- **What is being asked**: Write out the data that follows exactly, keeping every picture out.
(Task material begins)
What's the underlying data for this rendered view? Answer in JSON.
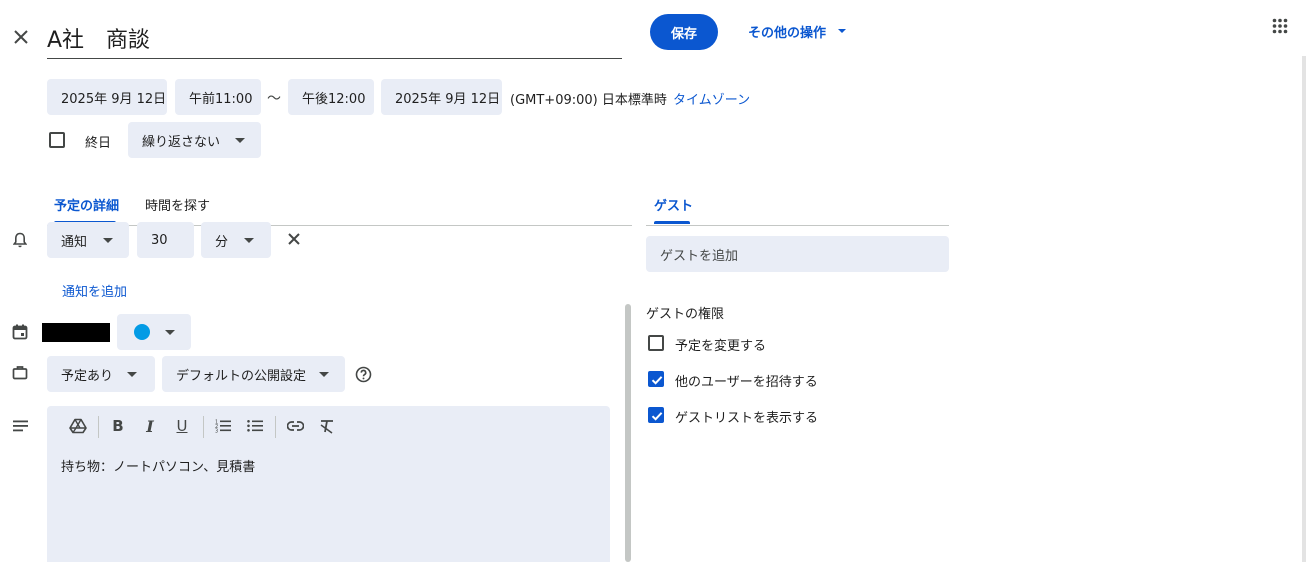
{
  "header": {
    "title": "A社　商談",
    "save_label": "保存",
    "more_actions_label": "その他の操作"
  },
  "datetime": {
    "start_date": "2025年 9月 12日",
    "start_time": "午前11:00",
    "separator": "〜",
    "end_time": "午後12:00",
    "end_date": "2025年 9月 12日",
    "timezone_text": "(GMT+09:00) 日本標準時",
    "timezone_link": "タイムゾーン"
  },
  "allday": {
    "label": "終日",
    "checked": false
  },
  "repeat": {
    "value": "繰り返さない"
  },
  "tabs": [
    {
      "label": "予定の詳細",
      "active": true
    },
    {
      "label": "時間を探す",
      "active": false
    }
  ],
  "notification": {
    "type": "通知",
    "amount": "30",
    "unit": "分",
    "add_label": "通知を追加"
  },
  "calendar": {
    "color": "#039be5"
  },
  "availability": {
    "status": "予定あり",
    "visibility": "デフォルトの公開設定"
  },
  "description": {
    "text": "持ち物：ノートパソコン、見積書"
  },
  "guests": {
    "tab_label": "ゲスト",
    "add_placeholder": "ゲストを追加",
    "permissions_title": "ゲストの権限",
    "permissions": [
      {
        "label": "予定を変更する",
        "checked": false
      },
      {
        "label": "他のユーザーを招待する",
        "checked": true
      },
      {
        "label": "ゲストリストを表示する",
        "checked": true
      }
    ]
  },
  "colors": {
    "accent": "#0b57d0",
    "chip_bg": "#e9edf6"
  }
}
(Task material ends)
- **Reply to the task**:
What's the underlying data for this rendered view? Answer in JSON.
{
  "header": {
    "title": "A社　商談",
    "save_label": "保存",
    "more_actions_label": "その他の操作"
  },
  "datetime": {
    "start_date": "2025年 9月 12日",
    "start_time": "午前11:00",
    "separator": "〜",
    "end_time": "午後12:00",
    "end_date": "2025年 9月 12日",
    "timezone_text": "(GMT+09:00) 日本標準時",
    "timezone_link": "タイムゾーン"
  },
  "allday": {
    "label": "終日",
    "checked": false
  },
  "repeat": {
    "value": "繰り返さない"
  },
  "tabs": [
    {
      "label": "予定の詳細",
      "active": true
    },
    {
      "label": "時間を探す",
      "active": false
    }
  ],
  "notification": {
    "type": "通知",
    "amount": "30",
    "unit": "分",
    "add_label": "通知を追加"
  },
  "calendar": {
    "color": "#039be5"
  },
  "availability": {
    "status": "予定あり",
    "visibility": "デフォルトの公開設定"
  },
  "description": {
    "text": "持ち物：ノートパソコン、見積書"
  },
  "guests": {
    "tab_label": "ゲスト",
    "add_placeholder": "ゲストを追加",
    "permissions_title": "ゲストの権限",
    "permissions": [
      {
        "label": "予定を変更する",
        "checked": false
      },
      {
        "label": "他のユーザーを招待する",
        "checked": true
      },
      {
        "label": "ゲストリストを表示する",
        "checked": true
      }
    ]
  },
  "colors": {
    "accent": "#0b57d0",
    "chip_bg": "#e9edf6"
  }
}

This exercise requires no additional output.